The Director (Dan Beaulieu) has taken this show and spun it around much like a DJ remixes a song. In fact, we refer to the show as #Ahranjay (R+J) the remix. The show is a lot more intense and interesting than most of the productions of Romeo and Juliet that I have seen. It features Dubstep and live music as the heartbeat and driving force of the action. Among other things, we will be live tweeting during the shows, and finding all sorts of fun ways to interact with the audience. You can find more information on the show at prescottpark.org or find Seven Stages Shakespeare Company on Facebook. If you are in the area, it is definitely worth the $5 donation. Also, it is outdoors so there’s that.

5. What’s next for you? More stage work or are you looking to venture out into TV or films?

There is nothing like live theatre. There are no second takes when you are onstage in front of hundreds of people. What you do is what you get. The adrenaline (butterflies) I get during a live show can’t be compared with being on a movie set. But movies have their own fun. You don’t get the instant feedback like in theater, but instead there is a long wait to see your art. It is truly a lot of fun, even as an extra, to be part of a movie. I will keep auditioning for all sorts of performing arts, and whoever wants to work with me ultimately decides the steerage of my course.


Thanks again Tim for the interview!

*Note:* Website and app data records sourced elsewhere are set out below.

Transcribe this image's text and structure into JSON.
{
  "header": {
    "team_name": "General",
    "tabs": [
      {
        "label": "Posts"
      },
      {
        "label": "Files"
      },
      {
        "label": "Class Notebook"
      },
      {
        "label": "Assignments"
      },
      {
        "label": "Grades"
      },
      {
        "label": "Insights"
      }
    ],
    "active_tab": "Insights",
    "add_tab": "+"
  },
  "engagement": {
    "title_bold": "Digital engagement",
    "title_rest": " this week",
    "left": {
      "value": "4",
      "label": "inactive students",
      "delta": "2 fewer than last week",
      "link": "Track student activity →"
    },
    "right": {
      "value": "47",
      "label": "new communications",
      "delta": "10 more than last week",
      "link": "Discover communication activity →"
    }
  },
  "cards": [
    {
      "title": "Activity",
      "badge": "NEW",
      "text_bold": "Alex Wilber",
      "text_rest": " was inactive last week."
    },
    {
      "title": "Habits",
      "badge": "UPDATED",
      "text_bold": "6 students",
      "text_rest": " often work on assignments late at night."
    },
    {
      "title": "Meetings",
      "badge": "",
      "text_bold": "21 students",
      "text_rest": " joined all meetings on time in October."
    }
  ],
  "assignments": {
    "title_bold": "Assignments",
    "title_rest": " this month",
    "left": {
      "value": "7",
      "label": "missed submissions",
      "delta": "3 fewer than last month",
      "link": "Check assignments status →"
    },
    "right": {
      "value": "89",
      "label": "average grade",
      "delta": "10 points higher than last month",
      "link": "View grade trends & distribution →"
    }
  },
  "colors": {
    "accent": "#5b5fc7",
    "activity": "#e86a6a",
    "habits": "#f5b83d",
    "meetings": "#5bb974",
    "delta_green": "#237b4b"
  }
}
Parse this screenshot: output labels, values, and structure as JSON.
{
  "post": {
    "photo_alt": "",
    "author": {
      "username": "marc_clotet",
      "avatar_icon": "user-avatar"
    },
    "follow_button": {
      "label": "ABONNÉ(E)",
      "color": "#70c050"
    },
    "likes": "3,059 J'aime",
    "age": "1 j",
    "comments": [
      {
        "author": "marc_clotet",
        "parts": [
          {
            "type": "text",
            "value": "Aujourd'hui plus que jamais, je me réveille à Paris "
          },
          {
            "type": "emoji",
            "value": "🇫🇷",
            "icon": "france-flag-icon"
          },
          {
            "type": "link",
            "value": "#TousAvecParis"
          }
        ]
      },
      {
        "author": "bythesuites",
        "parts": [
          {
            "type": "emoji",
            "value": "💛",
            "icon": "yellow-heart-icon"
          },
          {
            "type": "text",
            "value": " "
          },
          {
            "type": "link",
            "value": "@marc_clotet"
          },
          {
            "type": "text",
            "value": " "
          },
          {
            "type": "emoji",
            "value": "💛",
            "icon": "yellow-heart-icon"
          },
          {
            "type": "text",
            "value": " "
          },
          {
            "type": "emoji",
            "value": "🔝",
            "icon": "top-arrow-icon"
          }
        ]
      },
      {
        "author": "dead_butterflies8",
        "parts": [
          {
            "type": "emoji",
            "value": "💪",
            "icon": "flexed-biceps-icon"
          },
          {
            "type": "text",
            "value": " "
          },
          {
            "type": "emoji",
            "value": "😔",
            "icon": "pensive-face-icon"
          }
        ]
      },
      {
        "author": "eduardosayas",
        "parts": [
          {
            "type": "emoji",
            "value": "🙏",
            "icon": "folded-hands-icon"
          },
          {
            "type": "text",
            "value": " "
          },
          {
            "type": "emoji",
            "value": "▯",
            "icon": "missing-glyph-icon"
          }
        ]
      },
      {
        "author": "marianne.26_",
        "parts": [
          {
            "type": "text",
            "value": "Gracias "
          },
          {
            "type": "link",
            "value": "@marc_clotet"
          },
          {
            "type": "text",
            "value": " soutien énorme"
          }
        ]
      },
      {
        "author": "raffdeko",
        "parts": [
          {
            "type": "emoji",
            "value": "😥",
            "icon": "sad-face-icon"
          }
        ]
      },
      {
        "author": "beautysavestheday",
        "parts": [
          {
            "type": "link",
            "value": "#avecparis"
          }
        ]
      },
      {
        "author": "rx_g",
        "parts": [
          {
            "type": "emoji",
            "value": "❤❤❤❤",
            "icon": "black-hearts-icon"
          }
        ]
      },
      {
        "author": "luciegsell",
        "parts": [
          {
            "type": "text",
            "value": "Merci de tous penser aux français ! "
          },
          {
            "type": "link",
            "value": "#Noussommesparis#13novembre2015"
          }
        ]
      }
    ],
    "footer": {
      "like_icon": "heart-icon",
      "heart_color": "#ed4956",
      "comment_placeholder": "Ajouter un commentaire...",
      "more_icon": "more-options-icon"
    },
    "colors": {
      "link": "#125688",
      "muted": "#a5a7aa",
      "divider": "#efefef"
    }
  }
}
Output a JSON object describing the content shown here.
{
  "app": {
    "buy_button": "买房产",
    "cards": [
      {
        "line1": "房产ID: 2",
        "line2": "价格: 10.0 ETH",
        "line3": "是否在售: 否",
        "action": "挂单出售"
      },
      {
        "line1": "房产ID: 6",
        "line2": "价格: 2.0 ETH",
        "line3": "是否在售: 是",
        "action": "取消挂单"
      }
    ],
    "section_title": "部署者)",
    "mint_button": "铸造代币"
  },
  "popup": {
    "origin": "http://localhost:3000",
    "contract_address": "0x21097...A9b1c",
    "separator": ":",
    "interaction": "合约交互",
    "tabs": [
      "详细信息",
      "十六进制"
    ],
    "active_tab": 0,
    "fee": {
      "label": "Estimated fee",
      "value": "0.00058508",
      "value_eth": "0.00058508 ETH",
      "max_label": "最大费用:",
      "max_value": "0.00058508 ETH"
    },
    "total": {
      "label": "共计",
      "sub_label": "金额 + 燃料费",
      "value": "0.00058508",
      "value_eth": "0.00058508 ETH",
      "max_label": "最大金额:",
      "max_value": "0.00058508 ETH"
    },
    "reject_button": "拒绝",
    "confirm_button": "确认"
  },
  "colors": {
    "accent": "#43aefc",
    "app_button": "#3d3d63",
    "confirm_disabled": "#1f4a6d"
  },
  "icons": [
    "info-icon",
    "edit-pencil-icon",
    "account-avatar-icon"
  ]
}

Check out Tim on Facebook.


Hope you enjoy the interview. Thoughts on this post, well let’s hear it!